Problem to work on: With the pictures omitted, write out the entries that follow exactly as they stand.

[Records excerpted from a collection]
^^^^^^^^

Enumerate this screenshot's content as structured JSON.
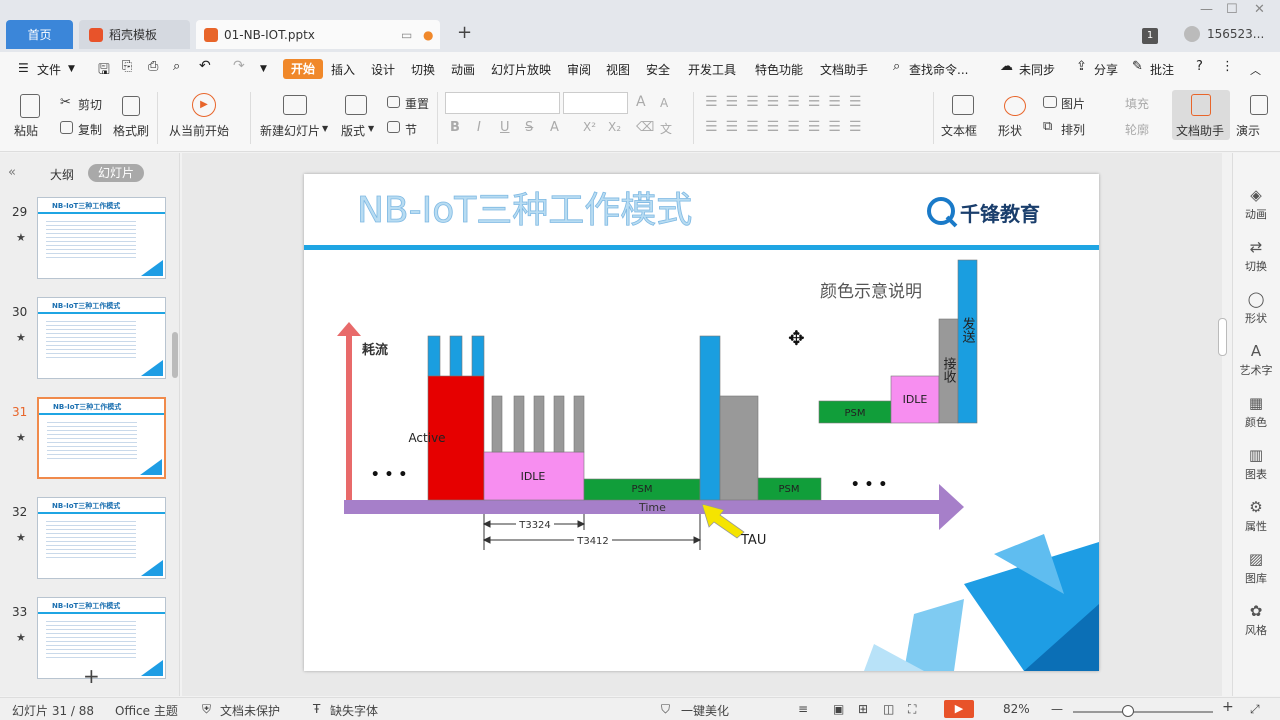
{
  "tabs": {
    "home": "首页",
    "template": "稻壳模板",
    "document": "01-NB-IOT.pptx",
    "user": "156523..."
  },
  "menu": {
    "file": "文件",
    "items": [
      "开始",
      "插入",
      "设计",
      "切换",
      "动画",
      "幻灯片放映",
      "审阅",
      "视图",
      "安全",
      "开发工具",
      "特色功能",
      "文档助手"
    ],
    "search": "查找命令...",
    "sync": "未同步",
    "share": "分享",
    "comment": "批注"
  },
  "ribbon": {
    "paste": "粘贴",
    "cut": "剪切",
    "copy": "复制",
    "format_painter": "格式刷",
    "play_current": "从当前开始",
    "new_slide": "新建幻灯片",
    "layout": "版式",
    "reset": "重置",
    "section": "节",
    "textbox": "文本框",
    "shape": "形状",
    "picture": "图片",
    "arrange": "排列",
    "fill": "填充",
    "outline": "轮廓",
    "doc_assistant": "文档助手",
    "present": "演示"
  },
  "left_panel": {
    "outline_tab": "大纲",
    "slides_tab": "幻灯片",
    "slides": [
      {
        "number": "29",
        "title": "NB-IoT三种工作模式"
      },
      {
        "number": "30",
        "title": "NB-IoT三种工作模式"
      },
      {
        "number": "31",
        "title": "NB-IoT三种工作模式",
        "selected": true
      },
      {
        "number": "32",
        "title": "NB-IoT三种工作模式"
      },
      {
        "number": "33",
        "title": "NB-IoT三种工作模式"
      }
    ]
  },
  "slide": {
    "title": "NB-IoT三种工作模式",
    "logo_text": "千锋教育",
    "y_label": "耗流",
    "time_label": "Time",
    "active_label": "Active",
    "idle_label": "IDLE",
    "psm_label": "PSM",
    "psm2_label": "PSM",
    "tau_label": "TAU",
    "t3324": "T3324",
    "t3412": "T3412",
    "ellipsis": "• • •",
    "legend_title": "颜色示意说明",
    "legend_psm": "PSM",
    "legend_idle": "IDLE",
    "legend_recv": "接收",
    "legend_send": "发送"
  },
  "right_panel": [
    "动画",
    "切换",
    "形状",
    "艺术字",
    "颜色",
    "图表",
    "属性",
    "图库",
    "风格"
  ],
  "status": {
    "slide_info": "幻灯片 31 / 88",
    "theme": "Office 主题",
    "protect": "文档未保护",
    "font_missing": "缺失字体",
    "beautify": "一键美化",
    "zoom": "82%"
  },
  "colors": {
    "active": "#e60000",
    "send": "#1a9ee0",
    "receive": "#999999",
    "idle": "#f78ef0",
    "psm": "#119e3a",
    "time_axis": "#a67fc9",
    "accent": "#f0882a"
  }
}
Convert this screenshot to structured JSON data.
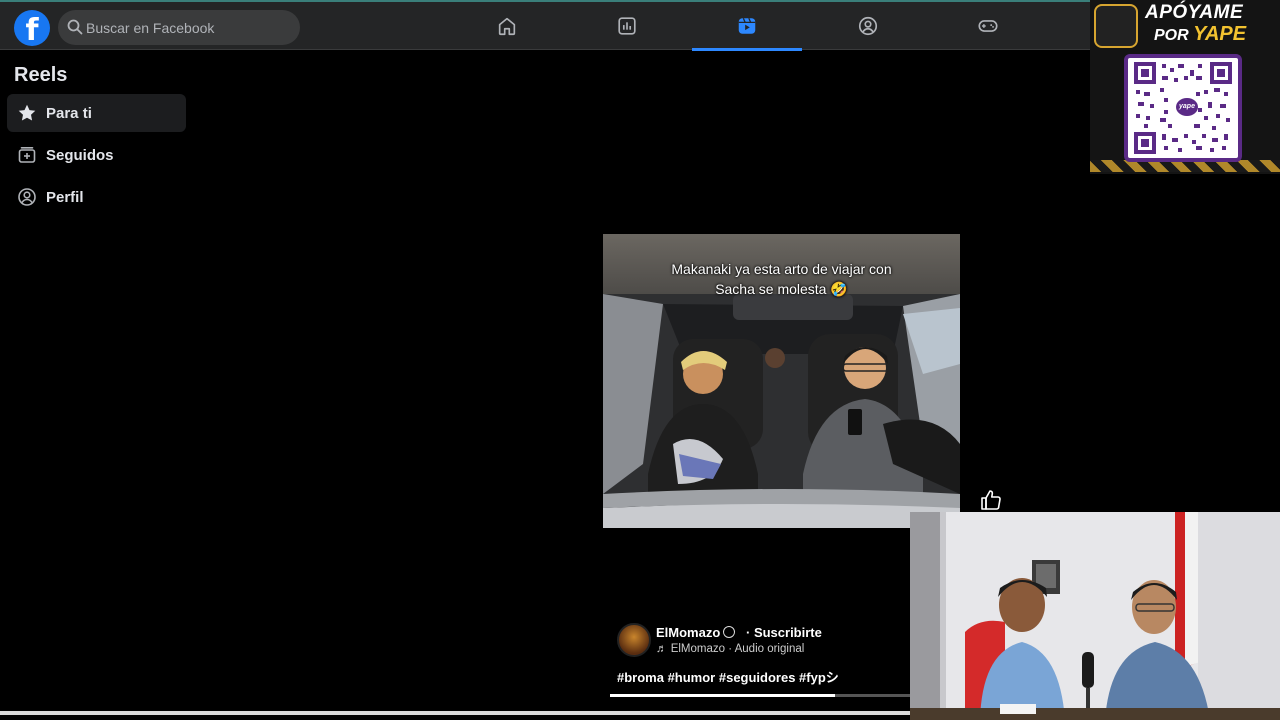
{
  "topbar": {
    "logo_letter": "f",
    "search_placeholder": "Buscar en Facebook",
    "tabs": [
      {
        "icon": "home-icon",
        "active": false
      },
      {
        "icon": "dashboard-icon",
        "active": false
      },
      {
        "icon": "reels-icon",
        "active": true
      },
      {
        "icon": "groups-icon",
        "active": false
      },
      {
        "icon": "gaming-icon",
        "active": false
      }
    ]
  },
  "sidebar": {
    "title": "Reels",
    "items": [
      {
        "label": "Para ti",
        "icon": "star-icon",
        "active": true
      },
      {
        "label": "Seguidos",
        "icon": "following-icon",
        "active": false
      },
      {
        "label": "Perfil",
        "icon": "profile-icon",
        "active": false
      }
    ]
  },
  "reel": {
    "caption_line1": "Makanaki ya esta arto de viajar con",
    "caption_line2": "Sacha se molesta 🤣",
    "author": "ElMomazo",
    "subscribe": "· Suscribirte",
    "audio": "♬ ElMomazo · Audio original",
    "hashtags": "#broma #humor #seguidores #fypシ",
    "progress": 0.75
  },
  "overlay": {
    "title": "APÓYAME",
    "sub_prefix": "POR",
    "sub_brand": "YAPE",
    "badge": "yape"
  },
  "colors": {
    "accent": "#2d88ff",
    "facebook_blue": "#1877f2",
    "topbar_bg": "#242526"
  }
}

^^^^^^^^

Exercise solution:
Enumerate this screenshot's content as structured JSON.
{
  "tabs": {
    "home": "首页",
    "template": "稻壳模板",
    "document": "01-NB-IOT.pptx",
    "user": "156523..."
  },
  "menu": {
    "file": "文件",
    "items": [
      "开始",
      "插入",
      "设计",
      "切换",
      "动画",
      "幻灯片放映",
      "审阅",
      "视图",
      "安全",
      "开发工具",
      "特色功能",
      "文档助手"
    ],
    "search": "查找命令...",
    "sync": "未同步",
    "share": "分享",
    "comment": "批注"
  },
  "ribbon": {
    "paste": "粘贴",
    "cut": "剪切",
    "copy": "复制",
    "format_painter": "格式刷",
    "play_current": "从当前开始",
    "new_slide": "新建幻灯片",
    "layout": "版式",
    "reset": "重置",
    "section": "节",
    "textbox": "文本框",
    "shape": "形状",
    "picture": "图片",
    "arrange": "排列",
    "fill": "填充",
    "outline": "轮廓",
    "doc_assistant": "文档助手",
    "present": "演示"
  },
  "left_panel": {
    "outline_tab": "大纲",
    "slides_tab": "幻灯片",
    "slides": [
      {
        "number": "29",
        "title": "NB-IoT三种工作模式"
      },
      {
        "number": "30",
        "title": "NB-IoT三种工作模式"
      },
      {
        "number": "31",
        "title": "NB-IoT三种工作模式",
        "selected": true
      },
      {
        "number": "32",
        "title": "NB-IoT三种工作模式"
      },
      {
        "number": "33",
        "title": "NB-IoT三种工作模式"
      }
    ]
  },
  "slide": {
    "title": "NB-IoT三种工作模式",
    "logo_text": "千锋教育",
    "y_label": "耗流",
    "time_label": "Time",
    "active_label": "Active",
    "idle_label": "IDLE",
    "psm_label": "PSM",
    "psm2_label": "PSM",
    "tau_label": "TAU",
    "t3324": "T3324",
    "t3412": "T3412",
    "ellipsis": "• • •",
    "legend_title": "颜色示意说明",
    "legend_psm": "PSM",
    "legend_idle": "IDLE",
    "legend_recv": "接收",
    "legend_send": "发送"
  },
  "right_panel": [
    "动画",
    "切换",
    "形状",
    "艺术字",
    "颜色",
    "图表",
    "属性",
    "图库",
    "风格"
  ],
  "status": {
    "slide_info": "幻灯片 31 / 88",
    "theme": "Office 主题",
    "protect": "文档未保护",
    "font_missing": "缺失字体",
    "beautify": "一键美化",
    "zoom": "82%"
  },
  "colors": {
    "active": "#e60000",
    "send": "#1a9ee0",
    "receive": "#999999",
    "idle": "#f78ef0",
    "psm": "#119e3a",
    "time_axis": "#a67fc9",
    "accent": "#f0882a"
  }
}
Convert this screenshot to structured JSON data.
{
  "topbar": {
    "logo_letter": "f",
    "search_placeholder": "Buscar en Facebook",
    "tabs": [
      {
        "icon": "home-icon",
        "active": false
      },
      {
        "icon": "dashboard-icon",
        "active": false
      },
      {
        "icon": "reels-icon",
        "active": true
      },
      {
        "icon": "groups-icon",
        "active": false
      },
      {
        "icon": "gaming-icon",
        "active": false
      }
    ]
  },
  "sidebar": {
    "title": "Reels",
    "items": [
      {
        "label": "Para ti",
        "icon": "star-icon",
        "active": true
      },
      {
        "label": "Seguidos",
        "icon": "following-icon",
        "active": false
      },
      {
        "label": "Perfil",
        "icon": "profile-icon",
        "active": false
      }
    ]
  },
  "reel": {
    "caption_line1": "Makanaki ya esta arto de viajar con",
    "caption_line2": "Sacha se molesta 🤣",
    "author": "ElMomazo",
    "subscribe": "· Suscribirte",
    "audio": "♬ ElMomazo · Audio original",
    "hashtags": "#broma #humor #seguidores #fypシ",
    "progress": 0.75
  },
  "overlay": {
    "title": "APÓYAME",
    "sub_prefix": "POR",
    "sub_brand": "YAPE",
    "badge": "yape"
  },
  "colors": {
    "accent": "#2d88ff",
    "facebook_blue": "#1877f2",
    "topbar_bg": "#242526"
  }
}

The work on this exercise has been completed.